In recent past, more people have been killed in the name of religion than for any other thing in the world. Religion has become a symbol of death, terror and agony. Subsequently, a recent Pew Research “Changing U.S. Religious Landscape” shows the decline of religious affiliation in the United States. The study finds there are more adults who consider themselves ‘unaffiliated’ with any other form of religion than those who subscribe to a certain faith. This bludgeoning disaffection and disenchantment is partly the product of what we witness in the world around us – terror in the name of religion.
“Humanitarian crises fuelled by waves of terror, intimidation, and violence have engulfed an alarming number of countries over the past year”, maintains Commissioner Dr Katrina Lantos Swett of the United States Commission on International Religious Freedom (USCIRF).
In its 2015 annual report the USCIRF catalogues the horrors of religious led terror groups and their affiliates affecting millions of lives around the world. This axis of death and destruction of sheer human lives continues to haunt innocent children, women and men of all faiths around the world.
Kurdistan refers to a geographical area in Middle-East of which the residents are predominantly Kurdish people. The land of Kurdistan- has been divided between four countries Iran, Turkey, Iraq and Syria.

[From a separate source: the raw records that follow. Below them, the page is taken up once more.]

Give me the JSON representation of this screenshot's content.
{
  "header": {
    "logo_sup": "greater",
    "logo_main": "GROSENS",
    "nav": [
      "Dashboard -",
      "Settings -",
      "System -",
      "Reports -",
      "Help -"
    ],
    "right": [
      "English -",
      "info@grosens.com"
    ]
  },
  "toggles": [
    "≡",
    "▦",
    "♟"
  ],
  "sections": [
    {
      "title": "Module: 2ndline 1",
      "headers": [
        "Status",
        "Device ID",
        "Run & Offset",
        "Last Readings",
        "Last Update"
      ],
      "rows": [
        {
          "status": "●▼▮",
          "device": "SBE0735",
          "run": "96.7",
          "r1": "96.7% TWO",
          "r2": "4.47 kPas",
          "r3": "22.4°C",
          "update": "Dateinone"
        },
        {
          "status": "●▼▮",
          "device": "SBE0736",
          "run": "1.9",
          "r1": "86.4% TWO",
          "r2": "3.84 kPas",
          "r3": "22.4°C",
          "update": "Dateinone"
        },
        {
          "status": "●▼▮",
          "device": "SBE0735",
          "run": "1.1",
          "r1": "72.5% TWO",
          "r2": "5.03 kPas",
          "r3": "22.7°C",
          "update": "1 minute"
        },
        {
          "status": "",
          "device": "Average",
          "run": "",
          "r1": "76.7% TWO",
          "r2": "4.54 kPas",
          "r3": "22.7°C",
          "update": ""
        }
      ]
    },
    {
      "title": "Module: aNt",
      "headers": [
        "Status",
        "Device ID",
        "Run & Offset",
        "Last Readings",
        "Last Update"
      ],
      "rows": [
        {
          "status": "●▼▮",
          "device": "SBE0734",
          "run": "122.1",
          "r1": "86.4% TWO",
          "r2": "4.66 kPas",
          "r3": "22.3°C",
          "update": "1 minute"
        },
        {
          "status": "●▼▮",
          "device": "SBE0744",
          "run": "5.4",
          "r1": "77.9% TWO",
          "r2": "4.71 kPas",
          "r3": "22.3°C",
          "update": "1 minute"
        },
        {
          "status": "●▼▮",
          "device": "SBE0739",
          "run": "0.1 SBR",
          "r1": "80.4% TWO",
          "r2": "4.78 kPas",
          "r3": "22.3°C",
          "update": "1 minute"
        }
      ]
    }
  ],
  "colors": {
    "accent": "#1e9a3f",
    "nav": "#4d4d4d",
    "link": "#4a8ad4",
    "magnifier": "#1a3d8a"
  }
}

In Iran, the majority of the population are Persian, In Iraq and Syria Arab, and in Turkey Turks. This makes Kurdish people fall into the category of ethnic minorities in all these countries. As an ethnic minority, Kurdish people have been completely marginalised and excluded from any sort of social and political power. Furthermore, for centuries, the central governments of Iran, Iraq, Turkey and Syria have put a great effort to ethnically cleanse out Kurdish people. Not only the central governments, but also the other socio-political dominant powers within these countries have been institutionally discriminated Kurds.
All the social and cultural institutions and powers including education, media, military and political forces have been recruited to ethnically cleanse Kurdish people in Middle-East. Let us not forget that we are talking about a population of 40 million Kurdish people which is a fact that makes it more and more difficult for the oppressors to deny their human rights as an ethnic minority. However, during the history of Middle-East, the central governments have shown no hesitation in using all sorts of actions, although against the very fundamental principles of human rights, to oppress and marginalise Kurdish people. These include military attacks on unarmed people and massively executing innocent people in different historical periods. To name a few, the Anfal campaign which was led by Saddam Hussein in Iraq was particularly aimed to cleanse out Kurdish ethnicity. The Anfal campaign began in 1986 and lasted until 1989; it included the use of ground offensives, aerial bombing systematic destruction of settlement mass deportation, firing squads and chemical warfare which earned al-Majid the nickname of “Chemical Ali”. Thousands of civilians were killed during the anti-insurgent campaigns stretching from the spring of 1987 through the fall of 1988. The attacks were part of a long-standing campaign that destroyed approximately 4,500 Kurdish and at least 31 Assyrian villages in areas of northern Iraq and displaced at least a million of the country’s estimated 3.5 million Kurdish population.
Leader of the Central Council of Yezidis in Germany, Telim Tolan formed a task force with a delegation of doctors from the association “Kurdish Doctors in Germany” and a ZDF (German public TV station) camera team, travelling through the refugee camps in South Kurdistan since 18th August 2014. On behalf of the leading commission of Yezidi organizations, Tolan collects information on the current status in Northern Iraq.
After having seen touching but somewhat reassuring images in the Turkish part of Kurdistan, the task force moved on to South Kurdistan where they observed a dramatic change in the situation. Contrary to what is reported by some bigger media representatives or relief agencies, the situation in Northern Iraq is a disaster. Refugees with just enough food to stay alive and some form of shelter are considered lucky.
Telim Tolan continued his journey together with Kovan Khanki, Yezidi lectuerer at the University of Dohuk. On 20thAugust they arrived in Derebun, a village 10kms to the east of Zakho, currently accomodating 45,000 refugees. 40,000 of those are living in a camp that has already exhausted all its capacities. The other 5,000 are living on the streets. Deeply concerned about these suffering human beings, the task force moved on to Xanik where they saw another 65,000 refugees camping on the streets, in schools, and abandoned buildings or construction sights. The journey on the next day to Shariya, a small place with about 25,000 refugees could only yield a repetition of these images. Meetings with the refugees were intense and the stories they heard in every place were gruesome. Surely, Tolan and Khanki would have seen similar images in many other places of South Kurdistan.